18.
Nwokoye N, Onubogu C, Nwadike O, Abiodun A, Onwujekwe D, Gidado M, et al. Non-conforming rifampicin susceptibility test reports from Xpert MTB/RIF assay: The national reference laboratory experience in Nigeria. Open Sci J Clin Med 2014;2:59-62.  Back to cited text no. 18
    
19.
Mani C, Selvakumar N, Narayanan S, Narayanan PR. Mutations in the rpoB gene of multidrug-resistant Mycobacterium tuberculosis clinical isolates from India. J Clin Microbiol 2001;39:2987-90.  Back to cited text no. 19
    
20.
Billington OJ, McHugh TD, Gillespie SH. Physiological cost of rifampin resistance induced in vitro in Mycobacterium tuberculosis. Antimicrob Agents Chemother 1999;43:1866-9.  Back to cited text no. 20
    



 
 
    Tables

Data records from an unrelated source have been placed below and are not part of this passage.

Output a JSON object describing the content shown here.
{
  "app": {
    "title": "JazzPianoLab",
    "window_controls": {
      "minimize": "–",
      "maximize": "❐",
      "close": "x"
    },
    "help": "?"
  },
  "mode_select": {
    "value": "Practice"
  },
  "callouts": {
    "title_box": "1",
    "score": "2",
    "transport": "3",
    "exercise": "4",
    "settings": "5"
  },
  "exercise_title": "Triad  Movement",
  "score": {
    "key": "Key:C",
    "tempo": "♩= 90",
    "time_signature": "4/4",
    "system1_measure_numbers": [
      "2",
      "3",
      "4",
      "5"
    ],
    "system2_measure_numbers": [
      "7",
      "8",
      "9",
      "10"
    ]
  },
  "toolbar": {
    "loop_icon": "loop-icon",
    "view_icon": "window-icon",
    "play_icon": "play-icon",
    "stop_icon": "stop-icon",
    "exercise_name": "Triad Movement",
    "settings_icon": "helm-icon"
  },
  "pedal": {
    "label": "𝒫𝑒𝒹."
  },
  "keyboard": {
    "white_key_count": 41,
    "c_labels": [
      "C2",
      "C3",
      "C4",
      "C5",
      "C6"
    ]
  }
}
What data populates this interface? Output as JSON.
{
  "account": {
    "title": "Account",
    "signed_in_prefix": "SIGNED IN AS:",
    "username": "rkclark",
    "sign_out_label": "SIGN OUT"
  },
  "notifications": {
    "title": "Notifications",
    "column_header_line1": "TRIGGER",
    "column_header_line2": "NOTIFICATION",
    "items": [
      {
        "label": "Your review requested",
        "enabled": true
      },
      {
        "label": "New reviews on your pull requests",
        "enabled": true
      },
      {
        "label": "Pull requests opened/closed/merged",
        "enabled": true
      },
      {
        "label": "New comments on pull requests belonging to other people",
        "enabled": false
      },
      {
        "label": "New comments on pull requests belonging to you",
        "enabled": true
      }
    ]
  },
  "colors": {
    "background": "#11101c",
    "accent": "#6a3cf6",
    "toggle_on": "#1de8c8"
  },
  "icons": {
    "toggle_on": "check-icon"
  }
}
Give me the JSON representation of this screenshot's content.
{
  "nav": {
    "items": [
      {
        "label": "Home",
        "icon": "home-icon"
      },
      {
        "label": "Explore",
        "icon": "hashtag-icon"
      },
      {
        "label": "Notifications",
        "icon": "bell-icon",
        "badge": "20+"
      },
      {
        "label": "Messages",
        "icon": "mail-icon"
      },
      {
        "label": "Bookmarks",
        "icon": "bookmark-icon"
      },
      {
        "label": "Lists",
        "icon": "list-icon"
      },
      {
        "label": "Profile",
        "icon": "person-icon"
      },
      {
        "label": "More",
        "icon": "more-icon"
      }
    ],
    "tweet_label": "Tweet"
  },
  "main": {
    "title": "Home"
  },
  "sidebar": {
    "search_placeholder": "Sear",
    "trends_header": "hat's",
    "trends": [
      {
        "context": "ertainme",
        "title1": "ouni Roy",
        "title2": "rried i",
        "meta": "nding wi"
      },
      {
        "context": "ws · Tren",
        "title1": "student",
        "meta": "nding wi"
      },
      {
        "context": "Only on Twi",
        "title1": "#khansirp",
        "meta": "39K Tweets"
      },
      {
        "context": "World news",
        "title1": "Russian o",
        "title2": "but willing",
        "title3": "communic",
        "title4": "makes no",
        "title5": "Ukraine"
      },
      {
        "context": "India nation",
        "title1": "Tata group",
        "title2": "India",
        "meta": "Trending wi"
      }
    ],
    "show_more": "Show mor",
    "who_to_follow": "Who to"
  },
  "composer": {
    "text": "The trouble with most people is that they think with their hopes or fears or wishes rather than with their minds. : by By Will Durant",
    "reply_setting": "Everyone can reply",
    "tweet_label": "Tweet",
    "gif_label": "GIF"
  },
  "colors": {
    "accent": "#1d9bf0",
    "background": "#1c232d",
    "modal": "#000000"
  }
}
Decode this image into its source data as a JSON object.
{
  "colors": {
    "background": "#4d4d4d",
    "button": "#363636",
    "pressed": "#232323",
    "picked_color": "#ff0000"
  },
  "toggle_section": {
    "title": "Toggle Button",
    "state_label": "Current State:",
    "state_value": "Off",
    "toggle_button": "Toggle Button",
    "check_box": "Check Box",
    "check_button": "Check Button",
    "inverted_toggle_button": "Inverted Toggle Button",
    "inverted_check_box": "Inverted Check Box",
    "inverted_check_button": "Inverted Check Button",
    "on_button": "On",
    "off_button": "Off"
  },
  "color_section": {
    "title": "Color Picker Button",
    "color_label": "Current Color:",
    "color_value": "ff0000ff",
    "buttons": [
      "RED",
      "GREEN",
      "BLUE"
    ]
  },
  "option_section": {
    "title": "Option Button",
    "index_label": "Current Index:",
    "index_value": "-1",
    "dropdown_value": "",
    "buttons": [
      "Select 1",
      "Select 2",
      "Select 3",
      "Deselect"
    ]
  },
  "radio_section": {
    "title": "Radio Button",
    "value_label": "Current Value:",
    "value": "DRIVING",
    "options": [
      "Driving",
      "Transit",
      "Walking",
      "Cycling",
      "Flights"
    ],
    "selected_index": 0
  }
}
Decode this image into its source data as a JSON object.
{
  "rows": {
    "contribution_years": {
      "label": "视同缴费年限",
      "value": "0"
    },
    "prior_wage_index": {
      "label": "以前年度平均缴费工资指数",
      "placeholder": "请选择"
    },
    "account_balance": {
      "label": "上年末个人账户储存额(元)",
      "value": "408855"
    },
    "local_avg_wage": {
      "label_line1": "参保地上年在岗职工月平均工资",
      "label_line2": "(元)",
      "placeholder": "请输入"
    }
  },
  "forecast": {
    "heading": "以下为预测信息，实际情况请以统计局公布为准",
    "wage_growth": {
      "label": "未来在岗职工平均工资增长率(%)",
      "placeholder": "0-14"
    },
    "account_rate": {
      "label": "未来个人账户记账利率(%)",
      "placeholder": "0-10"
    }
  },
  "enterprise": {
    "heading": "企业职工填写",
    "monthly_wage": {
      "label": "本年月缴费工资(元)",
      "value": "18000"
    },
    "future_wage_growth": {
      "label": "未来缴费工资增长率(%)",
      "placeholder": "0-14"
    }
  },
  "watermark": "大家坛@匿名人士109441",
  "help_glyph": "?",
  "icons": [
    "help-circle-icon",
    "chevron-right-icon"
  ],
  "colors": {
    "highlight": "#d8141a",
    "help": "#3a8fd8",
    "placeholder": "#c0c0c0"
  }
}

  [Table 1]



 

Top
 
 
  Search
 
  
    Access Statistics
    Email Alert *
    Add to My List *
* Registration required (free)  

 
  In this article
    Abstract
   Introduction
    Materials and Me...
   Results
   Discussion
   Conclusion
    References
    Article Tables

 Article Access Statistics
    Viewed2166    
    Printed42    
    Emailed0    
    PDF Downloaded239    
    Comments [Add]    

Recommend this journal